US President Joe Biden’s budget proposal comes as his approval ratings suffer amid high inflation and the uncertainty caused by the Covid-19 pandemic
The United States would allocate billions of dollars in aid to Ukraine, tax the wealthy and lower its deficit under a budget proposal President Joe Biden unveiled on Monday.
The massive $5.8 trillion plan would pay for many of Biden’s policy proposals, as his administration struggles with low approval ratings, a record inflation wave and ongoing uncertainty linked to the Covid-19 pandemic.
“Budgets are statements of values,” Biden said, as he announced the measure.
Among its provisions are a $6.9 billion infusion of funding for Ukraine to assist in defending against Russia’s invasion, as well as to aid NATO. Another $1 billion would go towards Washington’s efforts to counter Moscow’s influence.
“This minimum tax would apply only to the wealthiest 0.01 percent of households — those with more than $100 million — and over half the revenue would come from billionaires alone,” the White House said in a statement.
All told, the proposal would lower the US budget deficit by $1.3 trillion next year, though the $24.8 trillion national debt would continue to increase, according to projections published by the White House.
While the US economy has regained much of the ground it lost to the Covid-19 pandemic since Biden took office last year, his approval ratings have suffered after supply chain snarls, rising oil prices and strong consumer demand sent inflation climbing to levels not seen since the 1980s.
The budget resurrects a proposal first mulled during negotiations over the bill to raise the corporate tax rate to 28 percent, reversing legislation passed under Biden’s Republican predecessor Donald Trump in 2017 that lowered it to 21 percent in a bid to supercharge businesses.
Less controversial is the proposed $6.9 billion infusion meant to “enhance the capabilities and readiness of US forces, NATO allies and regional partners in the face of Russian aggression,” according to the White House.
Washington has also backed a deal negotiated under the auspices of the Organisation for Economic Co-operation and Development that would put a 15 percent minimum tax on corporations globally.
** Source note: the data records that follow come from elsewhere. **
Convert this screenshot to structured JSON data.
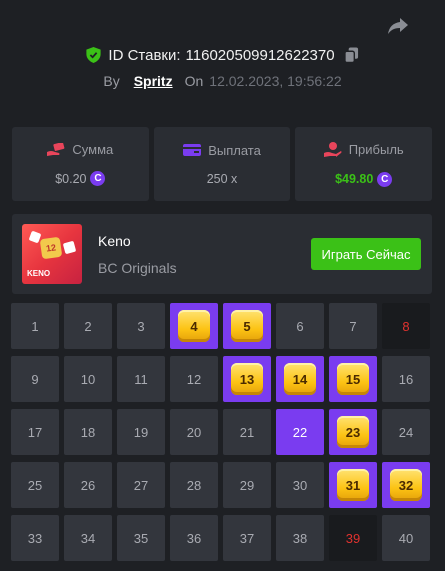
{
  "header": {
    "bet_id_label": "ID Ставки:",
    "bet_id": "116020509912622370",
    "by_label": "By",
    "username": "Spritz",
    "on_label": "On",
    "date": "12.02.2023, 19:56:22"
  },
  "stats": {
    "amount": {
      "label": "Сумма",
      "value": "$0.20"
    },
    "payout": {
      "label": "Выплата",
      "value": "250 x"
    },
    "profit": {
      "label": "Прибыль",
      "value": "$49.80"
    }
  },
  "colors": {
    "accent_purple": "#7a3cf0",
    "profit_green": "#3bc117",
    "miss_red": "#e1322f",
    "gem_gold": "#fcc314"
  },
  "game": {
    "thumb_number": "12",
    "thumb_tag": "KENO",
    "name": "Keno",
    "provider": "BC Originals",
    "play_label": "Играть Сейчас"
  },
  "grid": {
    "cells": [
      {
        "n": "1",
        "s": "normal"
      },
      {
        "n": "2",
        "s": "normal"
      },
      {
        "n": "3",
        "s": "normal"
      },
      {
        "n": "4",
        "s": "hit"
      },
      {
        "n": "5",
        "s": "hit"
      },
      {
        "n": "6",
        "s": "normal"
      },
      {
        "n": "7",
        "s": "normal"
      },
      {
        "n": "8",
        "s": "miss"
      },
      {
        "n": "9",
        "s": "normal"
      },
      {
        "n": "10",
        "s": "normal"
      },
      {
        "n": "11",
        "s": "normal"
      },
      {
        "n": "12",
        "s": "normal"
      },
      {
        "n": "13",
        "s": "hit"
      },
      {
        "n": "14",
        "s": "hit"
      },
      {
        "n": "15",
        "s": "hit"
      },
      {
        "n": "16",
        "s": "normal"
      },
      {
        "n": "17",
        "s": "normal"
      },
      {
        "n": "18",
        "s": "normal"
      },
      {
        "n": "19",
        "s": "normal"
      },
      {
        "n": "20",
        "s": "normal"
      },
      {
        "n": "21",
        "s": "normal"
      },
      {
        "n": "22",
        "s": "pick"
      },
      {
        "n": "23",
        "s": "hit"
      },
      {
        "n": "24",
        "s": "normal"
      },
      {
        "n": "25",
        "s": "normal"
      },
      {
        "n": "26",
        "s": "normal"
      },
      {
        "n": "27",
        "s": "normal"
      },
      {
        "n": "28",
        "s": "normal"
      },
      {
        "n": "29",
        "s": "normal"
      },
      {
        "n": "30",
        "s": "normal"
      },
      {
        "n": "31",
        "s": "hit"
      },
      {
        "n": "32",
        "s": "hit"
      },
      {
        "n": "33",
        "s": "normal"
      },
      {
        "n": "34",
        "s": "normal"
      },
      {
        "n": "35",
        "s": "normal"
      },
      {
        "n": "36",
        "s": "normal"
      },
      {
        "n": "37",
        "s": "normal"
      },
      {
        "n": "38",
        "s": "normal"
      },
      {
        "n": "39",
        "s": "miss"
      },
      {
        "n": "40",
        "s": "normal"
      }
    ]
  }
}
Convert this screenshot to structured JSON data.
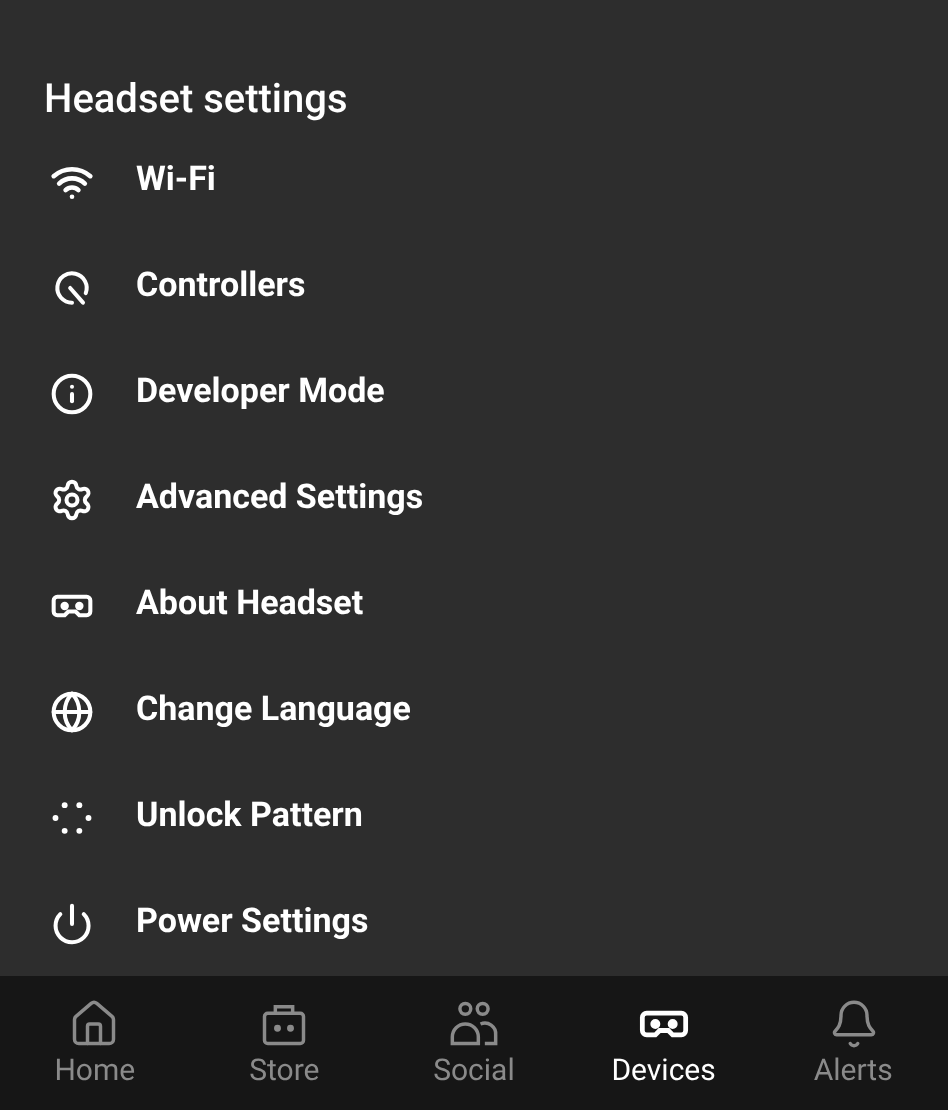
{
  "title": "Headset settings",
  "items": [
    {
      "label": "Wi-Fi"
    },
    {
      "label": "Controllers"
    },
    {
      "label": "Developer Mode"
    },
    {
      "label": "Advanced Settings"
    },
    {
      "label": "About Headset"
    },
    {
      "label": "Change Language"
    },
    {
      "label": "Unlock Pattern"
    },
    {
      "label": "Power Settings"
    }
  ],
  "nav": [
    {
      "label": "Home",
      "selected": false
    },
    {
      "label": "Store",
      "selected": false
    },
    {
      "label": "Social",
      "selected": false
    },
    {
      "label": "Devices",
      "selected": true
    },
    {
      "label": "Alerts",
      "selected": false
    }
  ]
}
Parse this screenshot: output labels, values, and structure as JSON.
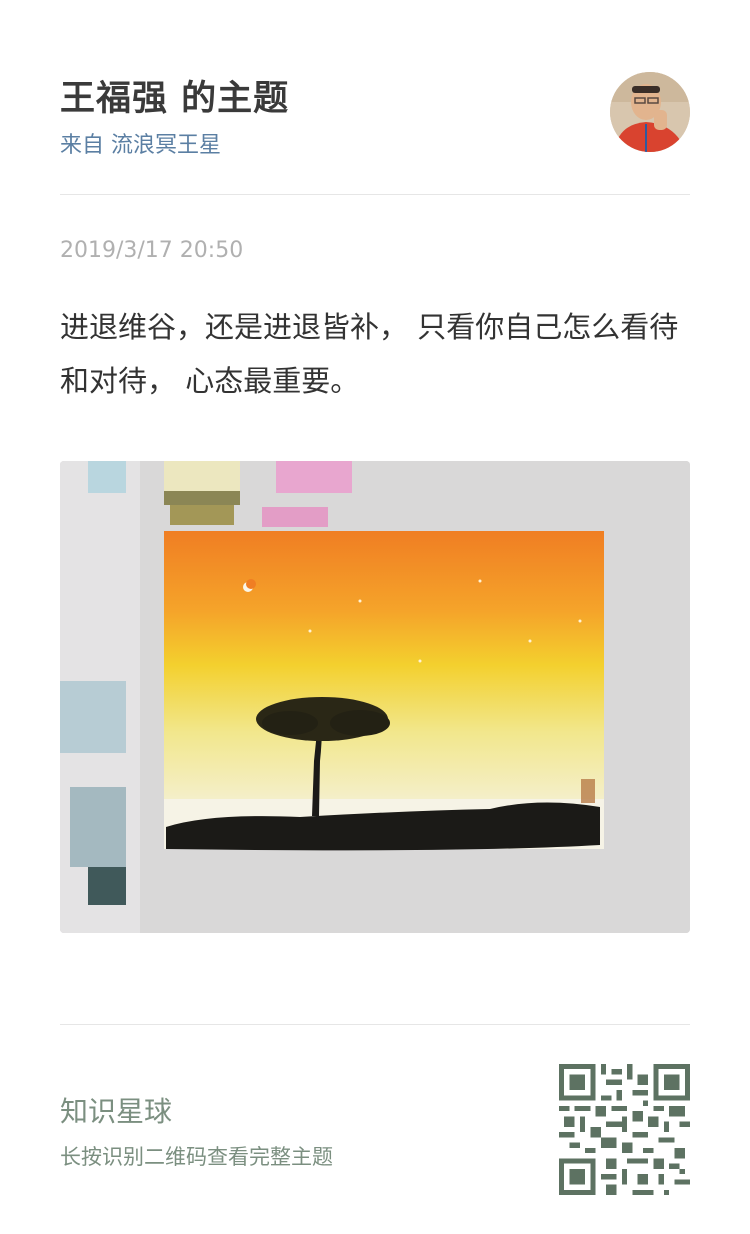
{
  "header": {
    "title": "王福强 的主题",
    "source": "来自 流浪冥王星"
  },
  "post": {
    "timestamp": "2019/3/17 20:50",
    "text": "进退维谷，还是进退皆补， 只看你自己怎么看待和对待， 心态最重要。"
  },
  "footer": {
    "brand": "知识星球",
    "hint": "长按识别二维码查看完整主题"
  },
  "colors": {
    "title": "#3a3a3a",
    "link": "#5b7fa3",
    "muted": "#b0b0b0",
    "brand": "#7b8f80",
    "qr": "#5d7262"
  },
  "icons": {
    "qr": "qr-code-icon"
  }
}
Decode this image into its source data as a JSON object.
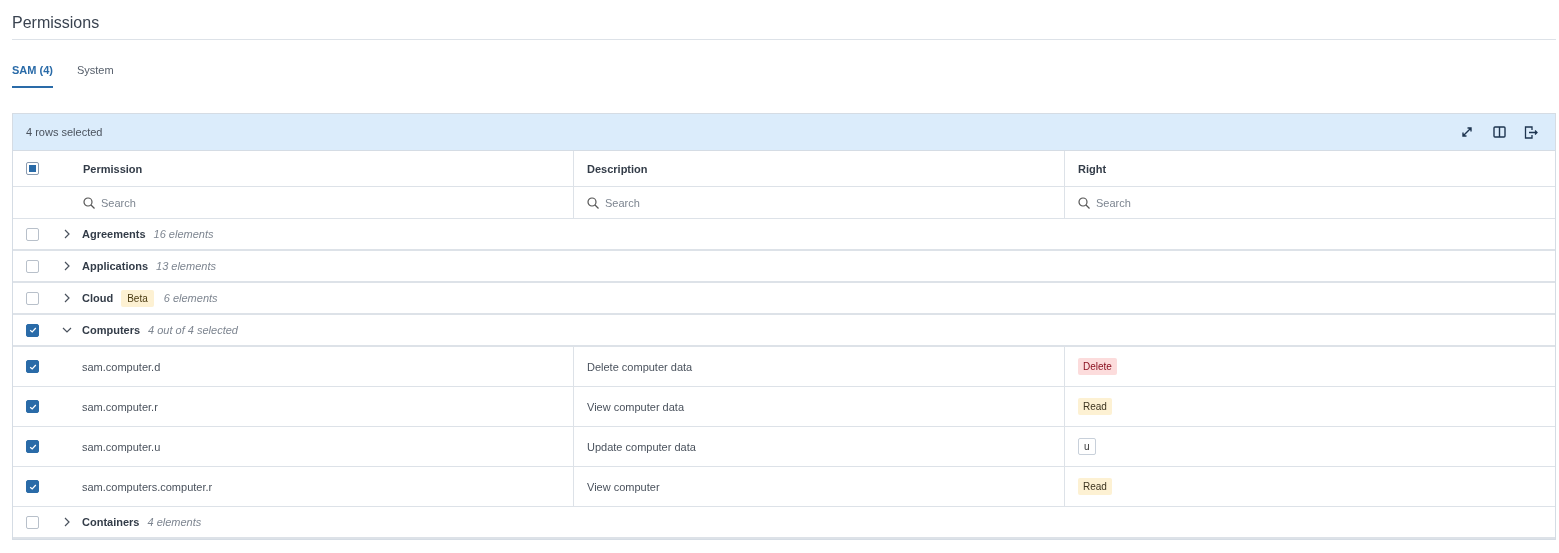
{
  "title": "Permissions",
  "tabs": [
    {
      "label": "SAM (4)",
      "selected": true
    },
    {
      "label": "System",
      "selected": false
    }
  ],
  "toolbar": {
    "selection_text": "4 rows selected"
  },
  "table": {
    "header_checkbox": {
      "indeterminate": true
    },
    "columns": [
      {
        "label": "Permission",
        "search_placeholder": "Search"
      },
      {
        "label": "Description",
        "search_placeholder": "Search"
      },
      {
        "label": "Right",
        "search_placeholder": "Search"
      }
    ],
    "groups": [
      {
        "name": "Agreements",
        "note": "16 elements",
        "checked": false,
        "expanded": false
      },
      {
        "name": "Applications",
        "note": "13 elements",
        "checked": false,
        "expanded": false
      },
      {
        "name": "Cloud",
        "badge": "Beta",
        "note": "6 elements",
        "checked": false,
        "expanded": false
      },
      {
        "name": "Computers",
        "note": "4 out of 4 selected",
        "checked": true,
        "expanded": true,
        "children": [
          {
            "permission": "sam.computer.d",
            "description": "Delete computer data",
            "right": {
              "label": "Delete",
              "kind": "delete"
            },
            "checked": true
          },
          {
            "permission": "sam.computer.r",
            "description": "View computer data",
            "right": {
              "label": "Read",
              "kind": "read"
            },
            "checked": true
          },
          {
            "permission": "sam.computer.u",
            "description": "Update computer data",
            "right": {
              "label": "u",
              "kind": "other"
            },
            "checked": true
          },
          {
            "permission": "sam.computers.computer.r",
            "description": "View computer",
            "right": {
              "label": "Read",
              "kind": "read"
            },
            "checked": true
          }
        ]
      },
      {
        "name": "Containers",
        "note": "4 elements",
        "checked": false,
        "expanded": false
      }
    ]
  }
}
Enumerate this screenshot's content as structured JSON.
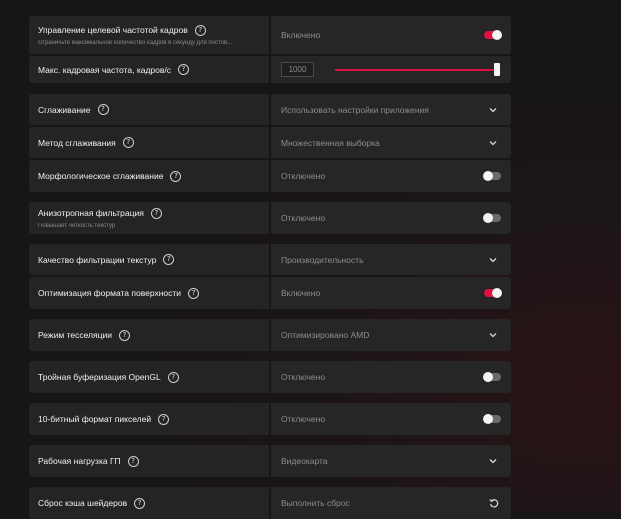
{
  "settings": [
    {
      "label": "Управление целевой частотой кадров",
      "sub": "Ограничьте максимальное количество кадров в секунду для постов...",
      "value": "Включено",
      "control": "toggle-on"
    },
    {
      "label": "Макс. кадровая частота, кадров/с",
      "value": "1000",
      "control": "slider",
      "slider_fraction": 1.0
    },
    {
      "label": "Сглаживание",
      "value": "Использовать настройки приложения",
      "control": "dropdown"
    },
    {
      "label": "Метод сглаживания",
      "value": "Множественная выборка",
      "control": "dropdown"
    },
    {
      "label": "Морфологическое сглаживание",
      "value": "Отключено",
      "control": "toggle-off"
    },
    {
      "label": "Анизотропная фильтрация",
      "sub": "Повышает четкость текстур",
      "value": "Отключено",
      "control": "toggle-off"
    },
    {
      "label": "Качество фильтрации текстур",
      "value": "Производительность",
      "control": "dropdown"
    },
    {
      "label": "Оптимизация формата поверхности",
      "value": "Включено",
      "control": "toggle-on"
    },
    {
      "label": "Режим тесселяции",
      "value": "Оптимизировано AMD",
      "control": "dropdown"
    },
    {
      "label": "Тройная буферизация OpenGL",
      "value": "Отключено",
      "control": "toggle-off"
    },
    {
      "label": "10-битный формат пикселей",
      "value": "Отключено",
      "control": "toggle-off"
    },
    {
      "label": "Рабочая нагрузка ГП",
      "value": "Видеокарта",
      "control": "dropdown"
    },
    {
      "label": "Сброс кэша шейдеров",
      "value": "Выполнить сброс",
      "control": "reset"
    }
  ],
  "colors": {
    "accent": "#e0113d",
    "row_left": "#242424",
    "row_right": "#262626"
  }
}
Originally published as US would up aid to Ukraine, tax rich under Biden’s proposed budget